Vail Daily letter: Need better counseling
Denver, CO Colorado
I was stunned when I read the first sentence of the second paragraph of Elizabeth Myers’ recent column on suicide prevention awareness training in the schools. I can hardly imagine the state of disconnect to think that teaching about suicide is “fun.”
Must be slow over at the office. (A lot of people can’t afford costly mental health care, hence less clients in today’s resort economy) While I am glad that something is being done, suicide prevention is dead serious. Teaching is fun. It doesn’t pay well – nor does school psychology – so teaching at less than executive director salary day in and day out isn’t as fun.-
Which brings me to the historically sad state of the school district’s counseling program (school psychology is a fraction of what it could and should be, suicide prevention/awareness and family support programs should have been instituted by and paid for by the school district decades ago, and the county won’t spend too much as some of our taxpaying residents are rather unholy). Resources outside of the district’s budget are going into the public schools, when the district should be doing this. Maybe they are these days. They didn’t used to do much at all.
There is a critical need to do everything possible to make mental health care available to those who need it, and leading killer, suicide, affects way more than the victims. Like I said in a newspaper column, build a system that works from the ground up. I have no use for some of our over-paid mental health bureaucracy and sittin’-pretty administrators.

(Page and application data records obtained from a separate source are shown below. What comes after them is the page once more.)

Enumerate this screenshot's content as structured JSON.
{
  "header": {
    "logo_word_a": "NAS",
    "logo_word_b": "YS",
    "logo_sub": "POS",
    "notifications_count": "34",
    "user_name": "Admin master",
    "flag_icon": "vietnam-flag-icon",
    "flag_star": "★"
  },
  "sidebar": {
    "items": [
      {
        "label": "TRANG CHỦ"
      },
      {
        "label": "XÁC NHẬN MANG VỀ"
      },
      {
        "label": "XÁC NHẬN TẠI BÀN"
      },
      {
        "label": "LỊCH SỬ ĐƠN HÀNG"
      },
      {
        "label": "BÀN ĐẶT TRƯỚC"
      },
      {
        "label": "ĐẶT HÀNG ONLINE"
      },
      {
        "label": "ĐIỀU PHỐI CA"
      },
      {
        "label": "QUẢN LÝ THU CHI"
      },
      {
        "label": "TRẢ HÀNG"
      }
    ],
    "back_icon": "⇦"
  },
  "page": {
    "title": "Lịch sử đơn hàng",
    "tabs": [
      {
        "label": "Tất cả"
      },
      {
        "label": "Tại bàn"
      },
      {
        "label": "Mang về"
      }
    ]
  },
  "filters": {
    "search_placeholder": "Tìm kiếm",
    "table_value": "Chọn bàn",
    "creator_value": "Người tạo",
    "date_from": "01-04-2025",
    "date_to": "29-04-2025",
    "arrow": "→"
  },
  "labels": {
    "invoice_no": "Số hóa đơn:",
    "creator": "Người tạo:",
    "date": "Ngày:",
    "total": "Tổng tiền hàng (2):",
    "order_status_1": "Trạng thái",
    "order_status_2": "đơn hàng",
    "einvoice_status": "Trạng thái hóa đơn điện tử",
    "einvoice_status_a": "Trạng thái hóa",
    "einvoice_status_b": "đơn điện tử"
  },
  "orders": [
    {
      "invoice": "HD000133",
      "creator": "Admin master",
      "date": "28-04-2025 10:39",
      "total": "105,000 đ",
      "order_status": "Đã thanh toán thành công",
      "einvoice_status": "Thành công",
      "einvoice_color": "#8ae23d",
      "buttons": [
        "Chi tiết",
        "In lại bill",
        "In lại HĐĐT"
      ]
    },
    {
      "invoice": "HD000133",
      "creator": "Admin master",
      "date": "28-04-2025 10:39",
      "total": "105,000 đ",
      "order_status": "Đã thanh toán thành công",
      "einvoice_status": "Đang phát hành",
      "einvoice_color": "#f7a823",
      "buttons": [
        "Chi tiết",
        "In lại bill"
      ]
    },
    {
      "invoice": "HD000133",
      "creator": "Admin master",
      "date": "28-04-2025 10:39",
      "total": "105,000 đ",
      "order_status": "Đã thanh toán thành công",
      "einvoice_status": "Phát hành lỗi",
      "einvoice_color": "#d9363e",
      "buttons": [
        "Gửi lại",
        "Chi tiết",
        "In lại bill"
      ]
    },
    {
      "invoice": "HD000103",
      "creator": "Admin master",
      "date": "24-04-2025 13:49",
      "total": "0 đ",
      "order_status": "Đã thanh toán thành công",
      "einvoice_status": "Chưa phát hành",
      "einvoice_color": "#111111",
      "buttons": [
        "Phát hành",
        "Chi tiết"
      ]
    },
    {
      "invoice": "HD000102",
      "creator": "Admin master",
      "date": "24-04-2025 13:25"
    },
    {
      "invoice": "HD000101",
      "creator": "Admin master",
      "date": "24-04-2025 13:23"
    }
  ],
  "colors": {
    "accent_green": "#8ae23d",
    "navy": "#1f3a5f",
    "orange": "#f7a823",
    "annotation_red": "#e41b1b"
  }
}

Back to the “fun” part. Suicide hit a 30-year high in Colorado in 2009. It is one of the leading killers of both youth and adults. Colorado is in the top 10 nationwide (ninth). Mental health services are like health care and health insurance. Some people are making money hand over foot off of the pain of others and worse. I don’t care what your title is, and can’t figure out why it took over 600 words to concisely lay it out there. Or, for that matter, why the Daily was covering suicide prevention and the coalition. I still owe the Samaritan Center money I can’t pay.
Why is my counseling fee (owed) being used to pay someone to go in and do what I have paid the school district in taxes (and sweat) to do? Where are the adult services that actually work (“evidence-based”)?
I lived in Eagle County for over 26 years. Mental health care locally is not based on the needs of the individual residents who live here. It’s the other way around, and people are still dying. I read a mention of a recent Eagle County suicide. Maybe if there were better avenues for local adults to get help.